Following our receipt of Sir Richard Henriques’ report the Metropolitan Police Service (MPS) referred potential conduct matters relating to five officers to the Independent Office for Police Conduct (IOPC) for their assessment.
The IOPC assessed each officer’s involvement and determined that for some there was no indication of a conduct matter. Three officers’ conduct was investigated by the IOPC, which found no evidence that any of the officers deliberately withheld evidence from the warrant applications with the intention of misleading the district judge and would have no case to answer for misconduct.
The MPS provided the IOPC with a full copy of Sir Richard’s report along with access to any materials from the MPS investigations. All the officers co-operated with the IOPC.
As part of its assessment and investigation, and as a matter of course, the IOPC considered whether there were any criminal matters disclosed alongside any misconduct and found there to be none in each case.
The MPS is reviewing Sir Richard’s report to ascertain whether more of it could be published. However, the MPS has to strike a balance between its commitment to transparency and its legal and moral duties to protect the confidentiality of complainants, witnesses and those accused.

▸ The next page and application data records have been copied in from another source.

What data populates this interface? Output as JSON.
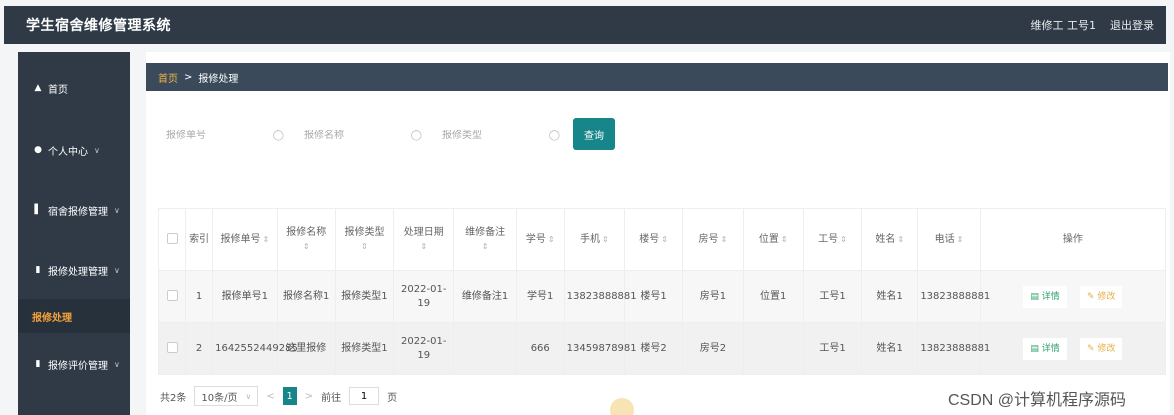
{
  "app_title": "学生宿舍维修管理系统",
  "header": {
    "user": "维修工 工号1",
    "logout": "退出登录"
  },
  "sidebar": {
    "items": [
      {
        "label": "首页",
        "icon": "home-icon"
      },
      {
        "label": "个人中心",
        "icon": "user-icon"
      },
      {
        "label": "宿舍报修管理",
        "icon": "chart-icon"
      },
      {
        "label": "报修处理管理",
        "icon": "clipboard-icon"
      },
      {
        "label": "报修评价管理",
        "icon": "clipboard-icon"
      }
    ],
    "active_sub": "报修处理"
  },
  "breadcrumb": {
    "home": "首页",
    "sep": ">",
    "current": "报修处理"
  },
  "search": {
    "field1_placeholder": "报修单号",
    "field2_placeholder": "报修名称",
    "field3_placeholder": "报修类型",
    "query_label": "查询"
  },
  "table": {
    "headers": {
      "index": "索引",
      "order_no": "报修单号",
      "name": "报修名称",
      "type": "报修类型",
      "date": "处理日期",
      "note": "维修备注",
      "student_no": "学号",
      "phone": "手机",
      "building": "楼号",
      "room": "房号",
      "position": "位置",
      "worker_no": "工号",
      "worker_name": "姓名",
      "tel": "电话",
      "ops": "操作"
    },
    "rows": [
      {
        "index": "1",
        "order_no": "报修单号1",
        "name": "报修名称1",
        "type": "报修类型1",
        "date": "2022-01-19",
        "note": "维修备注1",
        "student_no": "学号1",
        "phone": "13823888881",
        "building": "楼号1",
        "room": "房号1",
        "position": "位置1",
        "worker_no": "工号1",
        "worker_name": "姓名1",
        "tel": "13823888881"
      },
      {
        "index": "2",
        "order_no": "1642552449285",
        "name": "这里报修",
        "type": "报修类型1",
        "date": "2022-01-19",
        "note": "",
        "student_no": "666",
        "phone": "13459878981",
        "building": "楼号2",
        "room": "房号2",
        "position": "",
        "worker_no": "工号1",
        "worker_name": "姓名1",
        "tel": "13823888881"
      }
    ],
    "actions": {
      "detail": "详情",
      "edit": "修改"
    }
  },
  "pagination": {
    "total": "共2条",
    "page_size": "10条/页",
    "current_page": "1",
    "goto_prefix": "前往",
    "goto_value": "1",
    "goto_suffix": "页"
  },
  "watermark": "CSDN @计算机程序源码"
}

The report contains sensitive personal information and explicit descriptions of sexual offences that it would neither be right nor lawful to publish. Nor would it be appropriate to publish or repeat information from investigations where the allegations were dropped without charge or defendants acquitted. It is important to note that the report is broader than Operation Midland.